Suppliers must ensure that cranes are in good condition and comply with the OHSA and regulations.

In addition to the above general duties, workplace parties at a construction project must ensure a lifting hook block:

  • is maintained in a condition that does not endanger a worker and used in accordance with the manufacturer’s operating manual
    • this includes following manufacturer’s instructions for conducting periodic inspections and testing critical components of equipment
  • is inspected by a competent worker for hazards and that it can handle rated capacities
    • inspections must be performed before the crane is first used at the workplace and thereafter at least once a year or more frequently as recommended by the manufacturer
  • is not used:  
    • while it is defective or hazardous
    • when the weather or other conditions are such that its use is likely to endanger a worker
    • while it is being repaired or serviced, unless the repair or servicing requires that it be operated

A hoisting hook must have its load rating legibly cast or stamped on it in a location where the person using it can readily see it.

A hook block must have its load rating and weight legibly cast or stamped on it in a conspicuous location.

Every replacement part for a crane must have at least the same safety factor as the part it is replacing.

For more information, please see O. Reg. 213/91 – Construction Projects, sections 93–95, 158–159, and 173–174.

In addition, there are specific requirements set out in other regulations under the OHSA that must be complied with at certain workplaces, for example:

Regulation 851 – Industrial Establishments, section 51

Regulation 854 – Mines and Mining Plants, sections 192, 195 and 201


Inspect the hook block assembly

Follow crane and/or hook block manufacturer’s recommendations to inspect and maintain the hook block assembly to ensure critical components are in good condition.

In general, the inspection should include the following steps:

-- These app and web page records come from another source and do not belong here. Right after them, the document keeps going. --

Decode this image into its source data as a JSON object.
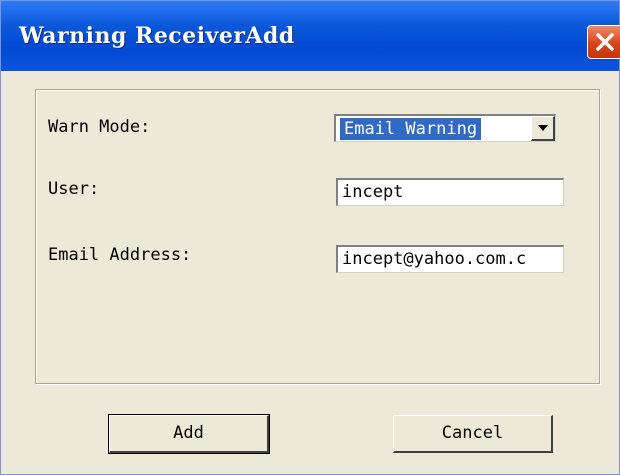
{
  "window": {
    "title": "Warning ReceiverAdd"
  },
  "form": {
    "warn_mode_label": "Warn Mode:",
    "warn_mode_value": "Email Warning",
    "user_label": "User:",
    "user_value": "incept",
    "email_label": "Email Address:",
    "email_value": "incept@yahoo.com.c"
  },
  "buttons": {
    "add_label": "Add",
    "cancel_label": "Cancel"
  },
  "icons": {
    "close": "close-icon",
    "dropdown": "chevron-down-icon"
  },
  "colors": {
    "titlebar": "#0249d1",
    "selection": "#316ac5",
    "close_button": "#d9441a",
    "window_background": "#ece9d8"
  }
}
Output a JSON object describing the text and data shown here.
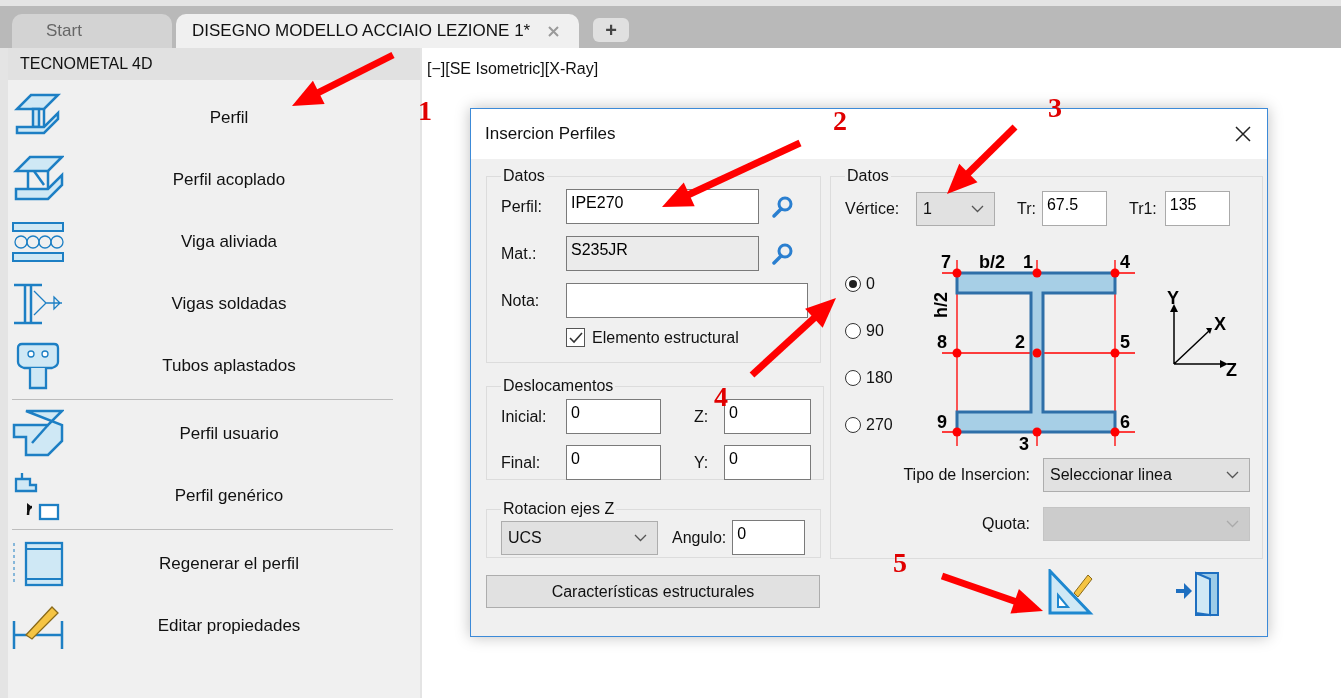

  1. Remove the hook from the hook block assembly and clean the threads on the hook and the nut.
  2. Examine the threads for cracks using magnetic particle or dye penetrant test methods. If a crack is found remove the hook from service until inspected by a competent person.
  3. Examine the threads for wear, damage, and corrosion. If the threads are damaged, deformed or corroded, remove the hook from service. Refer to criteria specified by the manufacturer or hook inspection and removal criteria found in applicable standards.
  4. Examine the hook for damage and wear as per criteria specified by the manufacturer or hook inspection and removal criteria found in applicable standards.
  5. Check that the nut retaining pin, set screw, or key prevents relative movement between the hook and the nut.
  6. Examine the hook pivot and the axial and cross pin bearings. Look for wear, and ensure the pivot and bearings provide a freely rotating support for the hook.
  7. Examine the block bearing plate for cracks, wear, or other damage. Damage affecting its safe use must be repaired before returning the block to service.
  8. Before reassembling the hook block, grease the bearings as required and coat the clean threads on the hook and nut with the manufacturer’s recommended thread sealant to provide corrosion resistance.
  9. When reassembling, check that the length of threads engaged between the hook and the nut is at least equal to the hook thread diameter.
  10. Check that the nut retaining pin, set screw, or key that prevents the nut from backing off the hook is properly in place and secure.
Illustration of load hook assembly components described in the steps above.
An example of a load hook assembly. The components may vary with the make and model of the hook block.footnote 1

Review industry standards

Workplaces may also want to refer to the following industry standards to assist in compliance with the requirements under the OHSA:

CSA Z150-16 Safety code on mobile cranes:
5.3 Inspection
5.3.5 Annual inspection,
Clauses and



ASME B30.10-2019 Hooks - Safety Standard for Cableways, Cranes, Derricks, Hoists, Hooks, Jacks, and Slings
Section Removal Criteria



This resource does not replace the Occupational Health and Safety Act (OHSA) and its regulations and should not be used as or considered legal advice. Health and safety inspectors apply the law based on the facts in the workplace.